Presenter: Mei Ngan
Information Access Division, Information Technology Laboratory

30. Using an Artificial Dog Nose to learn how canines detect explosives and narcotics
Matthew Staymates, William MacCrehan, Jessica Staymates, Brent Craven and Greg Gillen

An investigation of the external aerodynamics of canine olfaction is presented. Extending upon the previous work done by Settles (2002) and Craven (2010), we have developed an anatomically-correct artificial dog nose. The nose is modeled from detailed MRI imaging of a female Labrador Retriever and fabricated using a 3D printer and sniffs with realistic flow rates and frequencies. Flow visualization experiments using schlieren imaging enable real-time examination of the dogs remarkable ability to attract and sample vapors from extended distances. During exhale, a turbulent air jet emanates from each nostril and entrains fluid from ahead of the nose, sometimes at a distance of many tens of centimeters. This vapor is now readily available for inhalation, during which the nose now acts as a potential-flow inlet. During active sniffing, this exhale/inhale cycle is repeated at a frequency of around 5Hz. We have learned that the dog is an active aerodynamic sampling system, utilizing fluid dynamics to increase its aerodynamic reach to sample vapors at increasingly large distances. We are in the process of measuring the differences in performance characteristics of a dog that sniffs regularly vs. a dog that could inhale only. These measurements require the development of unique vapor-collection and LCMS chemical detection techniques to evaluate the collection of trace vapors associated with the detection of TNT via aerodynamic sampling. As a form of biomimicry, we are now utilizing bio-inspired design principles from the dog and applying them to optimize current- and next-generation vapor sampling technology.
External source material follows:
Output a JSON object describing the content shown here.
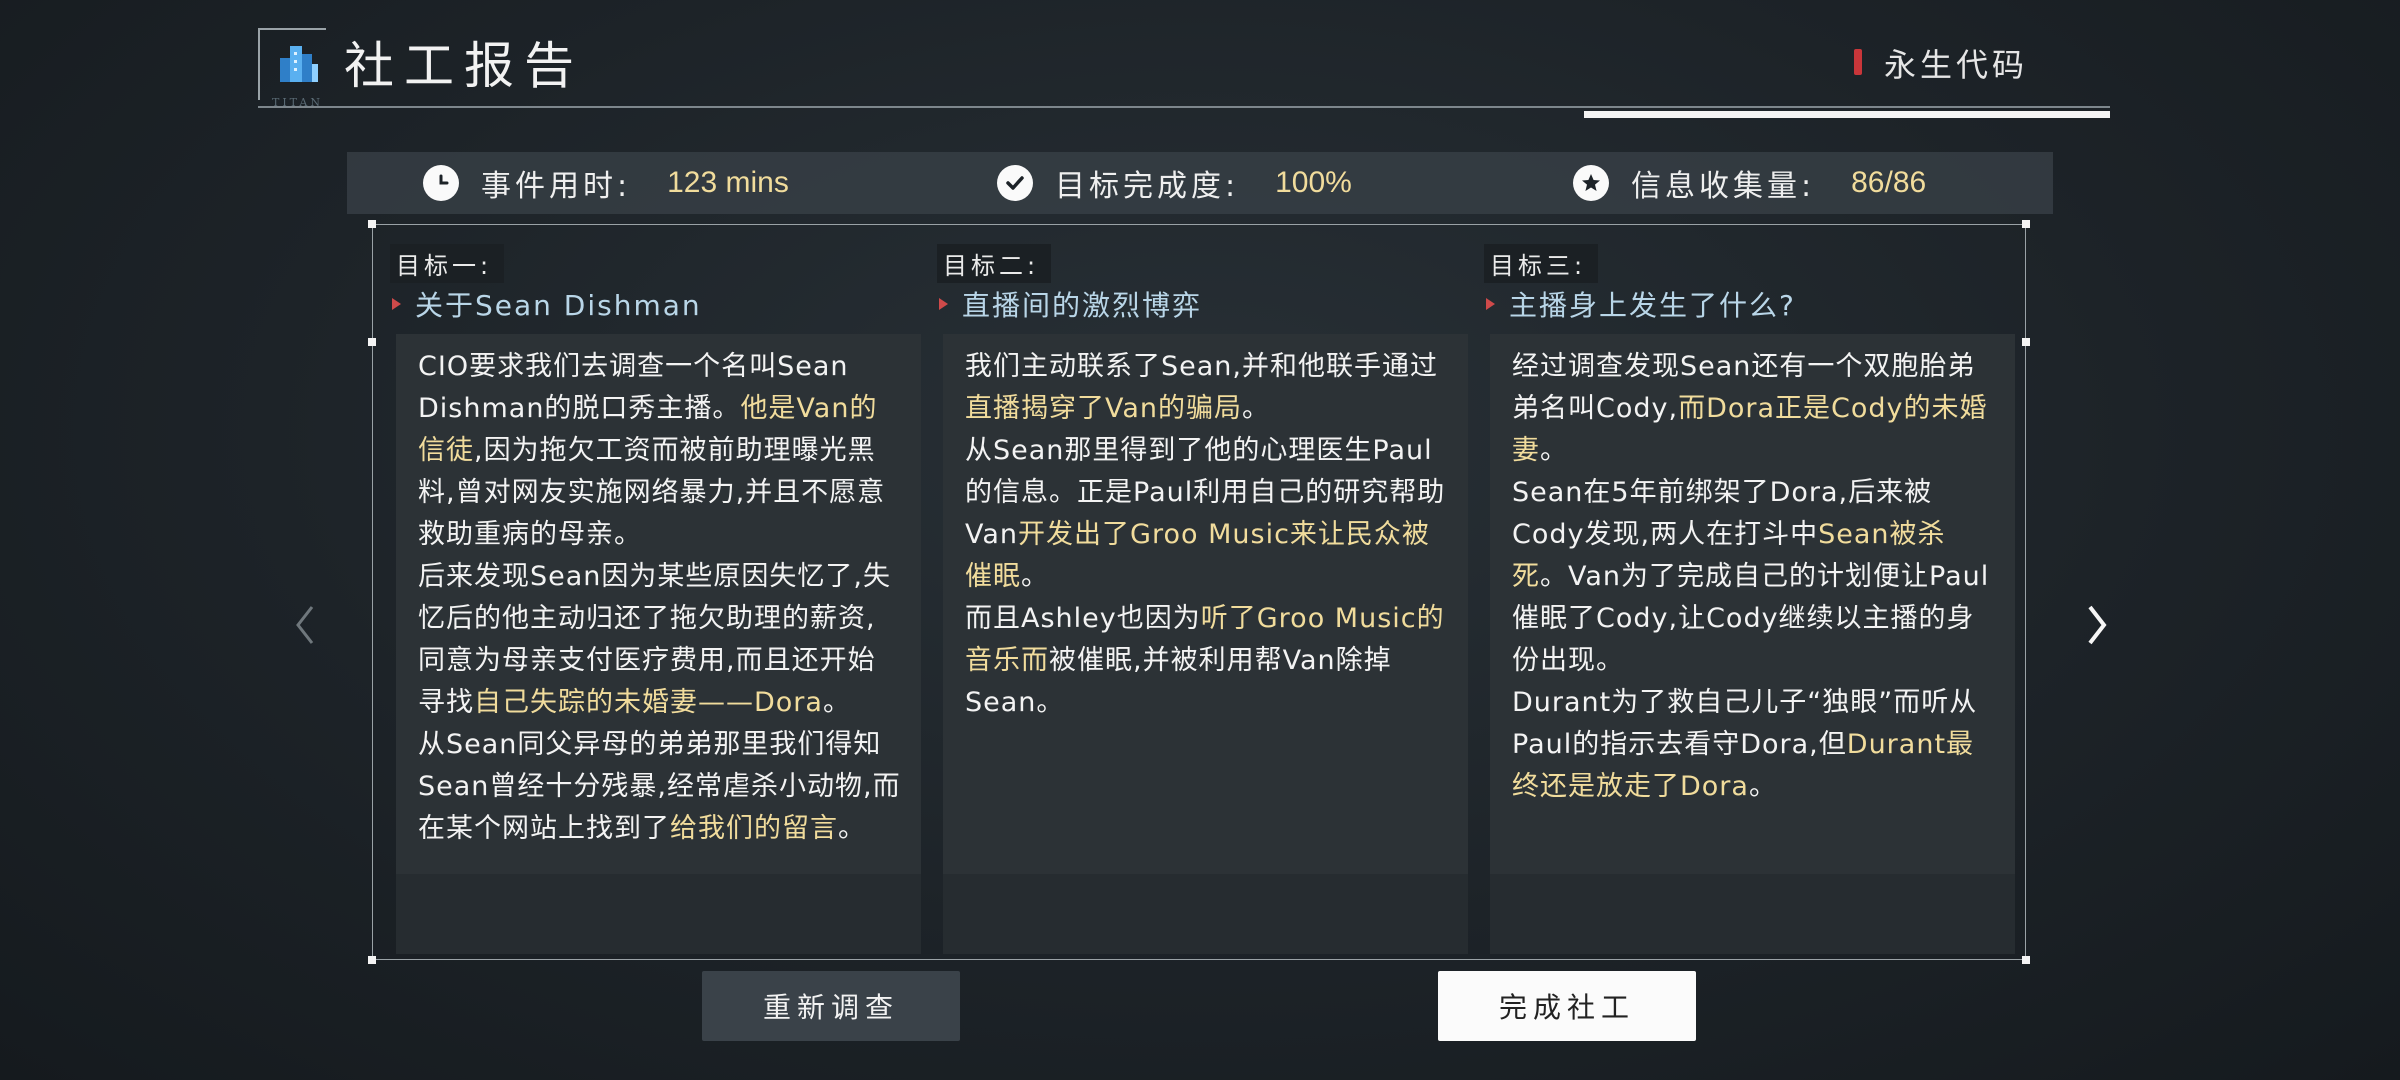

GS Settles, The External Aerodynamics of Canine Olfaction. A chapter in Sensors and Sensing in Biology and Engineering, ed. F.G. Barth, J.A.C. Humphrey, and T.W. Secomb, Springer, Vienna & NY, 2002.

BA Craven, The fluid dynamics of canine olfaction: unique nasal airflow patterns as an explanation of macrosmia. J.R. Soc. Interface, 7, 2010
Created November 21, 2014, Updated June 2, 2021